Though the museum ostensibly told the story of WWI from a Flemish perspective, due to the personalised interactives, it felt like a more inclusive interpretation of the war than at the IJzertoren.  However, by taking a broader outlook, the history was by necessity far more general, so I suppose it just depends what sort of presentation you prefer.  Obviously, I like a specialised and more intimate approach, so I preferred IJzertoren.  I think In Flanders Fields often felt like it was trying too hard; it should have taken its cue from John McCrae’s eloquent (and eponymous) poem, and kept things simpler.  The rare moments where I was able to feel an emotional connection to the soldiers through the things they left behind were ultimately spoiled by the overuse of modern technology.  2.5/5; probably more enjoyable for the many children visiting than for adults.

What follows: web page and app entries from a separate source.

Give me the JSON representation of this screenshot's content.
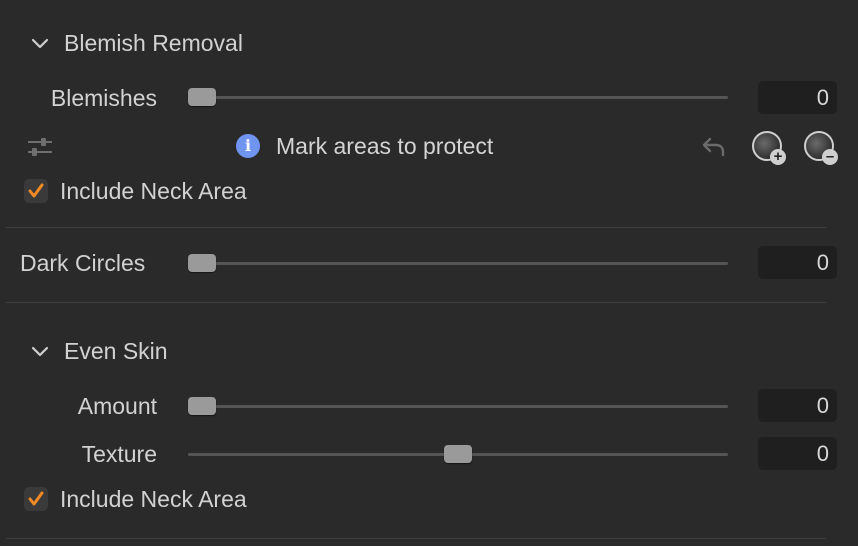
{
  "blemish": {
    "title": "Blemish Removal",
    "slider_label": "Blemishes",
    "value": "0",
    "hint": "Mark areas to protect",
    "neck_label": "Include Neck Area",
    "neck_checked": true
  },
  "dark_circles": {
    "label": "Dark Circles",
    "value": "0"
  },
  "even_skin": {
    "title": "Even Skin",
    "amount_label": "Amount",
    "amount_value": "0",
    "texture_label": "Texture",
    "texture_value": "0",
    "neck_label": "Include Neck Area",
    "neck_checked": true
  },
  "colors": {
    "background": "#2a2a2a",
    "accent_check": "#f08a24",
    "info": "#6f95f1"
  },
  "icons": [
    "chevron-down-icon",
    "sliders-icon",
    "info-icon",
    "undo-icon",
    "add-brush-icon",
    "subtract-brush-icon",
    "checkmark-icon"
  ]
}
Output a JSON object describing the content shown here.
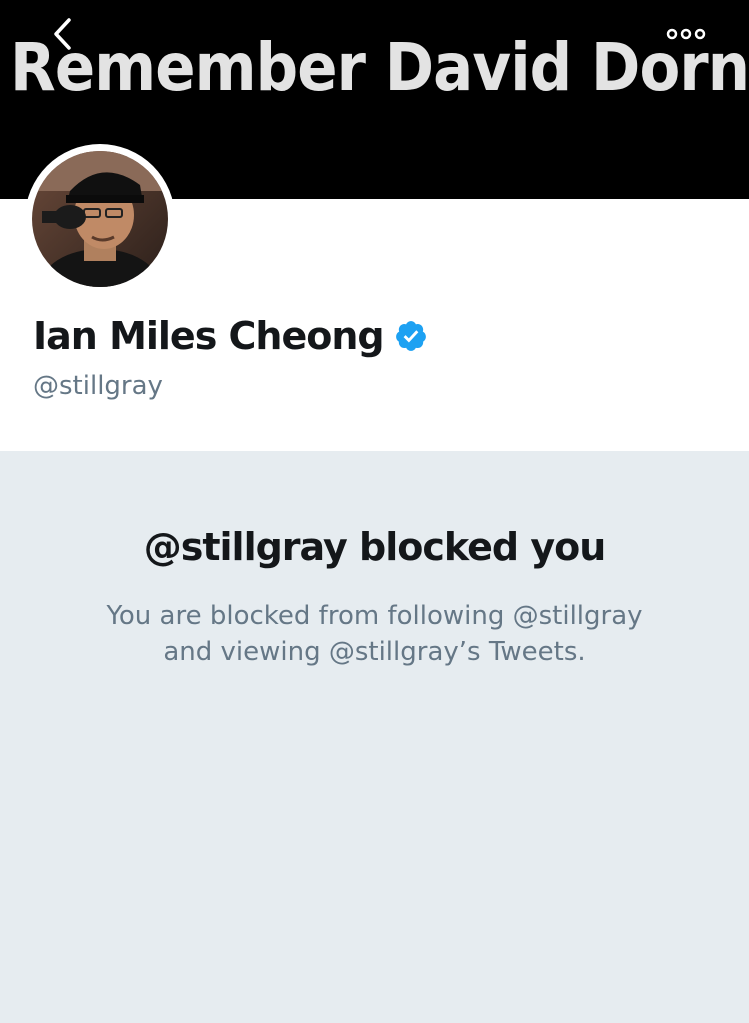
{
  "header": {
    "banner_text": "Remember David Dorn",
    "back_icon": "chevron-left-icon",
    "more_icon": "more-horizontal-icon"
  },
  "profile": {
    "display_name": "Ian Miles Cheong",
    "handle": "@stillgray",
    "verified": true,
    "verified_color": "#1da1f2"
  },
  "blocked_notice": {
    "title": "@stillgray blocked you",
    "line1": "You are blocked from following @stillgray",
    "line2": "and viewing @stillgray’s Tweets."
  },
  "colors": {
    "background": "#e6ecf0",
    "primary_text": "#14171a",
    "secondary_text": "#657786"
  }
}
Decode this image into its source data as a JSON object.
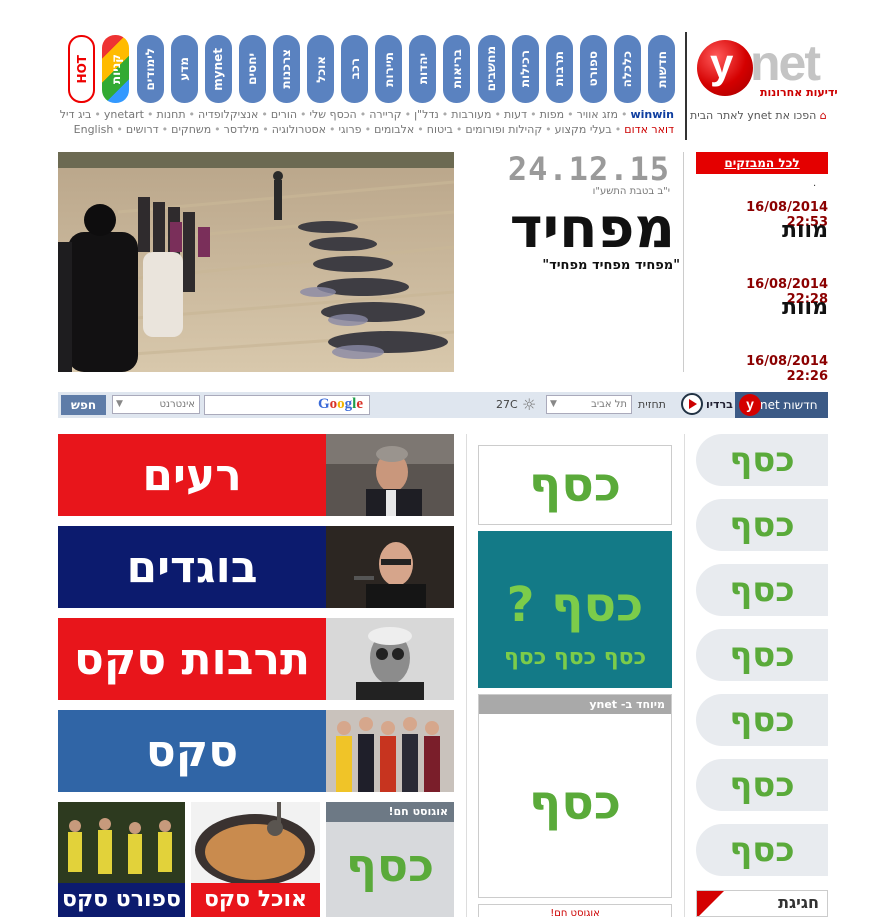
{
  "logo": {
    "letter": "y",
    "net": "net",
    "subtitle": "ידיעות אחרונות"
  },
  "home_link": "הפכו את ynet לאתר הבית",
  "nav": {
    "pills": [
      "חדשות",
      "כלכלה",
      "ספורט",
      "תרבות",
      "רכילות",
      "מחשבים",
      "בריאות",
      "יהדות",
      "תיירות",
      "רכב",
      "אוכל",
      "צרכנות",
      "יחסים",
      "mynet",
      "מדע",
      "לימודים",
      "קניות",
      "HOT"
    ],
    "row1": [
      "winwin",
      "מזג אוויר",
      "מפות",
      "דעות",
      "מעורבות",
      "נדל\"ן",
      "קריירה",
      "הכסף שלי",
      "הורים",
      "אנציקלופדיה",
      "תחנות",
      "ynetart",
      "ביג דיל"
    ],
    "row2": [
      "דואר אדום",
      "בעלי מקצוע",
      "קהילות ופורומים",
      "ביטוח",
      "אלבומים",
      "פרוגי",
      "אסטרולוגיה",
      "מילדסר",
      "משחקים",
      "דרושים",
      "English"
    ]
  },
  "ticker": {
    "header": "לכל המבזקים",
    "items": [
      {
        "time": "16/08/2014 22:53",
        "title": "מוות"
      },
      {
        "time": "16/08/2014 22:28",
        "title": "מוות"
      },
      {
        "time": "16/08/2014 22:26",
        "title": ""
      }
    ]
  },
  "main_story": {
    "date": "24.12.15",
    "hebrew_date": "י\"ב בטבת התשע\"ו",
    "headline": "מפחיד",
    "subheadline": "\"מפחיד מפחיד מפחיד\""
  },
  "toolbar": {
    "search_button": "חפש",
    "search_scope": "אינטרנט",
    "google": [
      "G",
      "o",
      "o",
      "g",
      "l",
      "e"
    ],
    "google_colors": [
      "#3b6bd8",
      "#d93025",
      "#f2b400",
      "#3b6bd8",
      "#1e9e4a",
      "#d93025"
    ],
    "temperature": "27C",
    "city": "תל אביב",
    "forecast": "תחזית",
    "radio_label": "ברדיו",
    "radio_text": "חדשות net"
  },
  "banners": [
    {
      "text": "רעים",
      "color": "#e8151b"
    },
    {
      "text": "בוגדים",
      "color": "#0c1b6e"
    },
    {
      "text": "תרבות סקס",
      "color": "#e8151b"
    },
    {
      "text": "סקס",
      "color": "#3065a6"
    }
  ],
  "tiles": [
    {
      "label": "ספורט סקס",
      "color": "#0c1b6e"
    },
    {
      "label": "אוכל סקס",
      "color": "#e8151b"
    }
  ],
  "august_tile": {
    "header": "אוגוסט חם!",
    "word": "כסף"
  },
  "center": {
    "ad1": "כסף",
    "ad2_big": "כסף ?",
    "ad2_small": "כסף כסף כסף",
    "special_header": "מיוחד ב- ynet",
    "ad3": "כסף",
    "bottom_header": "אוגוסט חם!"
  },
  "right_pills": [
    "כסף",
    "כסף",
    "כסף",
    "כסף",
    "כסף",
    "כסף",
    "כסף"
  ],
  "corner_label": "חגיגת"
}
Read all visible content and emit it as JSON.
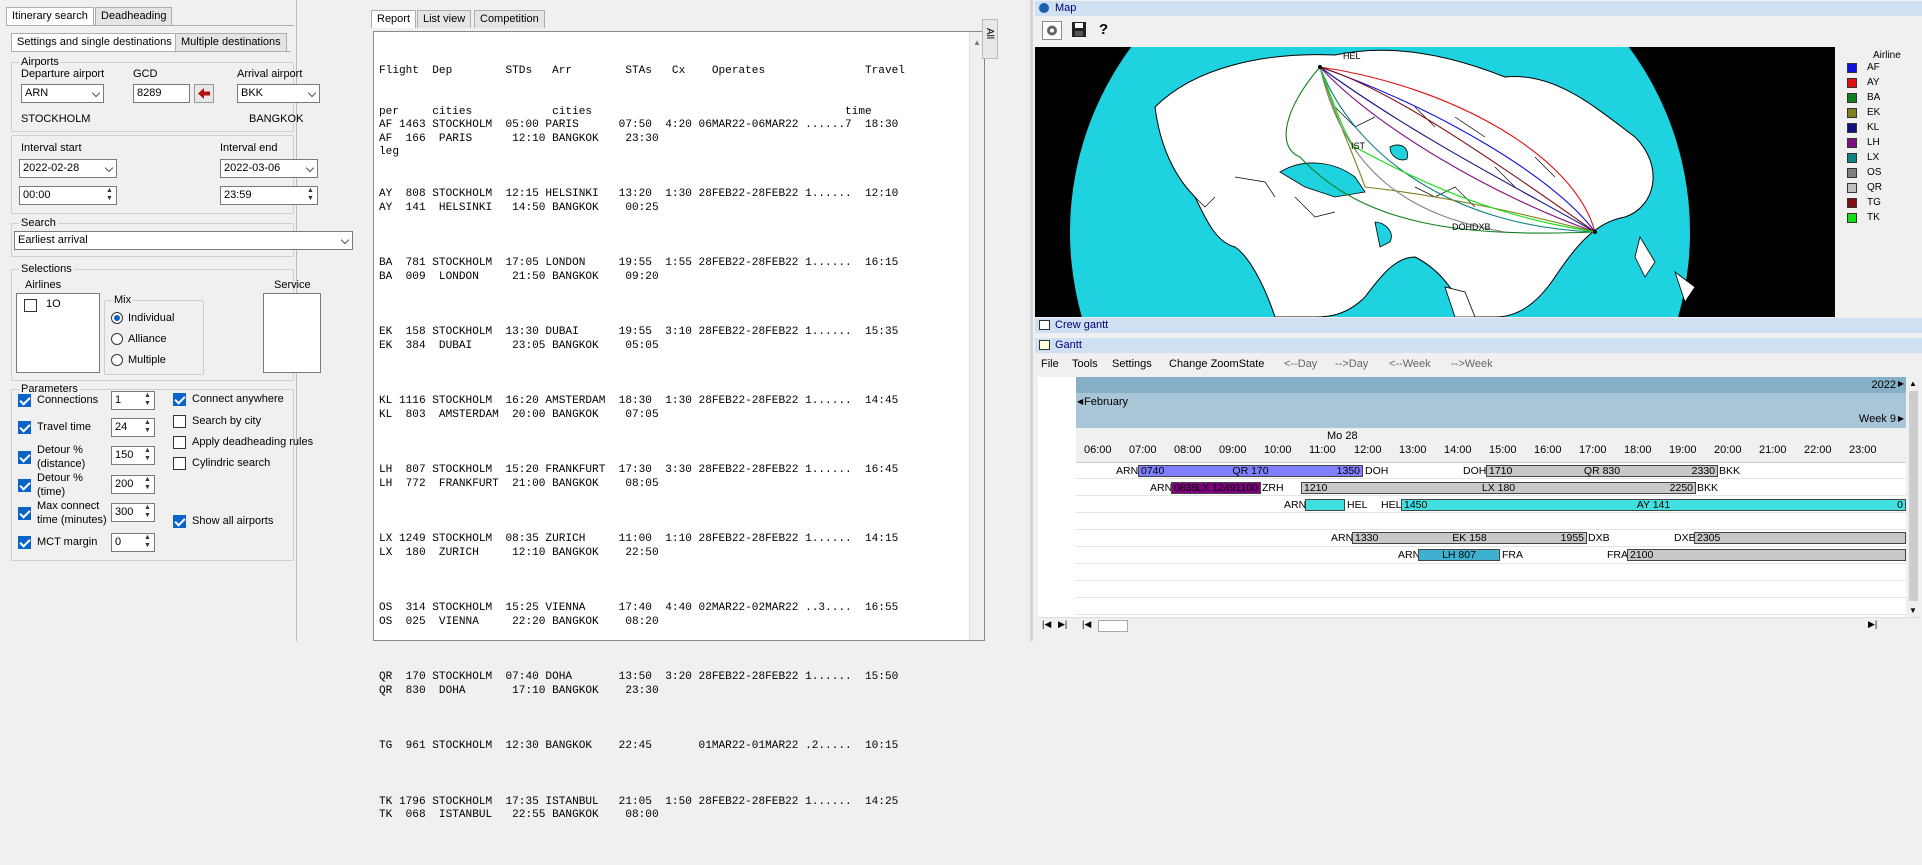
{
  "left_tabs": {
    "itinerary_search": "Itinerary search",
    "deadheading": "Deadheading"
  },
  "sub_tabs": {
    "settings": "Settings and single destinations",
    "multiple": "Multiple destinations"
  },
  "airports": {
    "legend": "Airports",
    "departure_label": "Departure airport",
    "departure_value": "ARN",
    "departure_city": "STOCKHOLM",
    "gcd_label": "GCD",
    "gcd_value": "8289",
    "arrival_label": "Arrival airport",
    "arrival_value": "BKK",
    "arrival_city": "BANGKOK"
  },
  "interval": {
    "start_label": "Interval start",
    "start_date": "2022-02-28",
    "start_time": "00:00",
    "end_label": "Interval end",
    "end_date": "2022-03-06",
    "end_time": "23:59"
  },
  "search": {
    "legend": "Search",
    "value": "Earliest arrival"
  },
  "selections": {
    "legend": "Selections",
    "airlines_label": "Airlines",
    "airline_item": "1O",
    "mix_label": "Mix",
    "mix_options": [
      "Individual",
      "Alliance",
      "Multiple"
    ],
    "service_label": "Service"
  },
  "parameters": {
    "legend": "Parameters",
    "connections": {
      "label": "Connections",
      "value": "1"
    },
    "travel_time": {
      "label": "Travel time",
      "value": "24"
    },
    "detour_distance": {
      "label1": "Detour %",
      "label2": "(distance)",
      "value": "150"
    },
    "detour_time": {
      "label1": "Detour %",
      "label2": "(time)",
      "value": "200"
    },
    "max_connect": {
      "label1": "Max connect",
      "label2": "time (minutes)",
      "value": "300"
    },
    "mct_margin": {
      "label": "MCT margin",
      "value": "0"
    },
    "connect_anywhere": "Connect anywhere",
    "search_by_city": "Search by city",
    "apply_deadheading": "Apply deadheading rules",
    "cylindric_search": "Cylindric search",
    "show_all_airports": "Show all airports"
  },
  "report_tabs": {
    "report": "Report",
    "list_view": "List view",
    "competition": "Competition"
  },
  "side_label": "All",
  "report": {
    "header": [
      "Flight  Dep        STDs   Arr        STAs   Cx    Operates               Travel",
      "per     cities            cities                                      time",
      "leg"
    ],
    "groups": [
      [
        "AF 1463 STOCKHOLM  05:00 PARIS      07:50  4:20 06MAR22-06MAR22 ......7  18:30",
        "AF  166  PARIS      12:10 BANGKOK    23:30"
      ],
      [
        "AY  808 STOCKHOLM  12:15 HELSINKI   13:20  1:30 28FEB22-28FEB22 1......  12:10",
        "AY  141  HELSINKI   14:50 BANGKOK    00:25"
      ],
      [
        "BA  781 STOCKHOLM  17:05 LONDON     19:55  1:55 28FEB22-28FEB22 1......  16:15",
        "BA  009  LONDON     21:50 BANGKOK    09:20"
      ],
      [
        "EK  158 STOCKHOLM  13:30 DUBAI      19:55  3:10 28FEB22-28FEB22 1......  15:35",
        "EK  384  DUBAI      23:05 BANGKOK    05:05"
      ],
      [
        "KL 1116 STOCKHOLM  16:20 AMSTERDAM  18:30  1:30 28FEB22-28FEB22 1......  14:45",
        "KL  803  AMSTERDAM  20:00 BANGKOK    07:05"
      ],
      [
        "LH  807 STOCKHOLM  15:20 FRANKFURT  17:30  3:30 28FEB22-28FEB22 1......  16:45",
        "LH  772  FRANKFURT  21:00 BANGKOK    08:05"
      ],
      [
        "LX 1249 STOCKHOLM  08:35 ZURICH     11:00  1:10 28FEB22-28FEB22 1......  14:15",
        "LX  180  ZURICH     12:10 BANGKOK    22:50"
      ],
      [
        "OS  314 STOCKHOLM  15:25 VIENNA     17:40  4:40 02MAR22-02MAR22 ..3....  16:55",
        "OS  025  VIENNA     22:20 BANGKOK    08:20"
      ],
      [
        "QR  170 STOCKHOLM  07:40 DOHA       13:50  3:20 28FEB22-28FEB22 1......  15:50",
        "QR  830  DOHA       17:10 BANGKOK    23:30"
      ],
      [
        "TG  961 STOCKHOLM  12:30 BANGKOK    22:45       01MAR22-01MAR22 .2.....  10:15"
      ],
      [
        "TK 1796 STOCKHOLM  17:35 ISTANBUL   21:05  1:50 28FEB22-28FEB22 1......  14:25",
        "TK  068  ISTANBUL   22:55 BANGKOK    08:00"
      ]
    ]
  },
  "map": {
    "title": "Map",
    "legend_title": "Airline",
    "airlines": [
      {
        "code": "AF",
        "color": "#1010e0"
      },
      {
        "code": "AY",
        "color": "#e01010"
      },
      {
        "code": "BA",
        "color": "#108020"
      },
      {
        "code": "EK",
        "color": "#808020"
      },
      {
        "code": "KL",
        "color": "#101080"
      },
      {
        "code": "LH",
        "color": "#801080"
      },
      {
        "code": "LX",
        "color": "#108080"
      },
      {
        "code": "OS",
        "color": "#808080"
      },
      {
        "code": "QR",
        "color": "#c0c0c0"
      },
      {
        "code": "TG",
        "color": "#801010"
      },
      {
        "code": "TK",
        "color": "#10e010"
      }
    ],
    "labels": {
      "hel": "HEL",
      "ist": "IST",
      "doh": "DOHDXB"
    }
  },
  "crew_gantt": {
    "title": "Crew gantt"
  },
  "gantt": {
    "title": "Gantt",
    "menu": [
      "File",
      "Tools",
      "Settings",
      "Change ZoomState",
      "<--Day",
      "-->Day",
      "<--Week",
      "-->Week"
    ],
    "year": "2022",
    "month": "February",
    "week": "Week 9",
    "day": "Mo 28",
    "hours": [
      "06:00",
      "07:00",
      "08:00",
      "09:00",
      "10:00",
      "11:00",
      "12:00",
      "13:00",
      "14:00",
      "15:00",
      "16:00",
      "17:00",
      "18:00",
      "19:00",
      "20:00",
      "21:00",
      "22:00",
      "23:00"
    ],
    "rows": [
      {
        "items": [
          {
            "kind": "label",
            "text": "ARN",
            "pos": "l1"
          },
          {
            "kind": "bar",
            "color": "#8080ff",
            "start": "0740",
            "flight": "QR  170",
            "end": "1350",
            "pos": "b1"
          },
          {
            "kind": "label",
            "text": "DOH",
            "pos": "l2"
          },
          {
            "kind": "label",
            "text": "DOH",
            "pos": "l3"
          },
          {
            "kind": "bar",
            "color": "#c8c8c8",
            "start": "1710",
            "flight": "QR  830",
            "end": "2330",
            "pos": "b2"
          },
          {
            "kind": "label",
            "text": "BKK",
            "pos": "l4"
          }
        ]
      },
      {
        "items": [
          {
            "kind": "label",
            "text": "ARN",
            "pos": "l5"
          },
          {
            "kind": "bar",
            "color": "#800080",
            "start": "0835",
            "flight": "LX 1249",
            "end": "1100",
            "pos": "b3"
          },
          {
            "kind": "label",
            "text": "ZRH",
            "pos": "l6"
          },
          {
            "kind": "bar",
            "color": "#c8c8c8",
            "start": "1210",
            "flight": "LX  180",
            "end": "2250",
            "pos": "b4"
          },
          {
            "kind": "label",
            "text": "BKK",
            "pos": "l7"
          }
        ]
      },
      {
        "items": [
          {
            "kind": "label",
            "text": "ARN",
            "pos": "l8"
          },
          {
            "kind": "bar",
            "color": "#40e0e0",
            "start": "",
            "flight": "",
            "end": "",
            "pos": "b5"
          },
          {
            "kind": "label",
            "text": "HEL",
            "pos": "l9"
          },
          {
            "kind": "label",
            "text": "HEL",
            "pos": "l10"
          },
          {
            "kind": "bar",
            "color": "#40e0e0",
            "start": "1450",
            "flight": "AY  141",
            "end": "0",
            "pos": "b6"
          }
        ]
      },
      {
        "items": [
          {
            "kind": "label",
            "text": "ARN",
            "pos": "l11"
          },
          {
            "kind": "bar",
            "color": "#c8c8c8",
            "start": "1330",
            "flight": "EK  158",
            "end": "1955",
            "pos": "b7"
          },
          {
            "kind": "label",
            "text": "DXB",
            "pos": "l12"
          },
          {
            "kind": "label",
            "text": "DXB",
            "pos": "l13"
          },
          {
            "kind": "bar",
            "color": "#c8c8c8",
            "start": "2305",
            "flight": "",
            "end": "",
            "pos": "b8"
          }
        ]
      },
      {
        "items": [
          {
            "kind": "label",
            "text": "ARN",
            "pos": "l14"
          },
          {
            "kind": "bar",
            "color": "#40b0d0",
            "start": "",
            "flight": "LH  807",
            "end": "",
            "pos": "b9"
          },
          {
            "kind": "label",
            "text": "FRA",
            "pos": "l15"
          },
          {
            "kind": "label",
            "text": "FRA",
            "pos": "l16"
          },
          {
            "kind": "bar",
            "color": "#c8c8c8",
            "start": "2100",
            "flight": "",
            "end": "",
            "pos": "b10"
          }
        ]
      }
    ]
  }
}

Whilst near Ypres, we also stopped to visit the restored Yorkshire Trench in an industrial estate outside of town. Though the underground part is closed off for safety reasons, it was interesting to be able to walk through the trench, to get an idea of the dimensions of it.  Our last stop of the day was Tyne Cot cemetery, where over 10,000 British and Commonwealth soldiers are buried.  Tyne Cot has a visitor’s centre full of soldiers’ possessions, like at In Flanders Fields, but they are made even more moving by the fact that all the soldiers are buried right there.  Although the visit was marred somewhat by the British schoolchildren who were allowed to run screaming through the cemetery and clamber all over the monuments, I still think everyone should visit at least one of the war cemeteries, as staring at thousands of identical graves really drives home the human scale of the devastation.  It was quite a sombre day overall, but I’m glad I finally got to experience Ypres.